For some reason I thought they'd been split off into their own clade towards the base of the theropods. My stupid.

Zach said...

That's the very old thinking. Paul considered them basal saurischians that were extremely close to the saurischian/ornithischian split. They've also been thought of as derived prosauropods.

It wasn't until a reasonbly complete postcranial skeleton (Alxsaurus) was discovered in the 90's that the group finally fell into the higher Theropoda.

Will Baird said...

I probably hybridized what I read: basal dinosaur and derived maniraptor.

Something kewl was happening in the Cretaceous that maniraptors were going herbivorous! Too bad we can't see what the next era would have been like zoologically if the dinos had survived.

Zach said...

I know. At least three groups of theropods (therizinos, ornithomimids, probably oviraptors) developed herbivory to some degree. However, all three groups originated in Asia during the Cretaceous, and there was a dearth of large-bodied herbivorous competition.

Will Baird said...

Query: when did the dearth of uber herb munchers disappear in Asia?

Zach said...

Well, nodosaurs and ankylosaurs were the resident low-browsers, as were basal ceratopsians. I don't think stegosaurs got very big over there. I imagine that therizinosaurs, which had tilted bodies and long necks, were able to browse at a level unreachable by the resident ornithischians.

I know there were some ornithopods over there, but they were probably eating tougher food material than the stegosaurs or therizinos. Niche partitioning, my friend.

Will Baird said...

Right but previously there had been sauropods there, right? When did they vanish?

Zachary said...

I don't know if sauropods were ever that prevalent in Asia...

Will Baird said...

huh.

I'll have to look up the Jurassic fauna of asia then.

Dr. Vector said...

There were sauropods in Asia during both the Jurassic and Cretaceous: Opisthocoelicaudia and Nemegtosaurus, for example. But they don't seem to have been very diverse or abundant, at least not in Mongolia. Of course there is a question of whether they were really thin on the ground, or we're just not finding them.

I find it interesting that the herbivorous maniraptors seem to have diversified bigtime around the time that angiosperms were on the rise.

Will Baird said...

I find it interesting that the herbivorous maniraptors seem to have diversified bigtime around the time that angiosperms were on the rise..

Two things. First that the KTR I thought was shown to be decoupled from dino diversity. Is this not correct?

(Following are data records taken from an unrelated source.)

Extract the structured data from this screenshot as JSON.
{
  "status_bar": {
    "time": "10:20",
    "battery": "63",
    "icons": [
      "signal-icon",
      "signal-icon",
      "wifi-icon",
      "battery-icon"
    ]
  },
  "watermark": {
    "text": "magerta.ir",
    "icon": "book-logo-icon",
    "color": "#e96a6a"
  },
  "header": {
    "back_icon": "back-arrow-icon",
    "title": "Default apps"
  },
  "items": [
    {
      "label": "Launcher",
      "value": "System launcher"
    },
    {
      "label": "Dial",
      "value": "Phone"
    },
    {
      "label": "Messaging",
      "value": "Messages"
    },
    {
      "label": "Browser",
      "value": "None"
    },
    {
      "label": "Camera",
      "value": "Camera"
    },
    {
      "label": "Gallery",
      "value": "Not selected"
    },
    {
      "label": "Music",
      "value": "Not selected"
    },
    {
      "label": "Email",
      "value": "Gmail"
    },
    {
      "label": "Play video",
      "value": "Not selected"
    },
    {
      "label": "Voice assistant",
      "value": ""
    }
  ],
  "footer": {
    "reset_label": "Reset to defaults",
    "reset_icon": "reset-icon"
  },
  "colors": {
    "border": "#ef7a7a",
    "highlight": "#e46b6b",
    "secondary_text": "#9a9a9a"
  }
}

Second, in a bit of spec-bio, could we see a rise of maniraptor derived high browsers taking over from the sauropods during or after the Mesozoic alt-Neogene?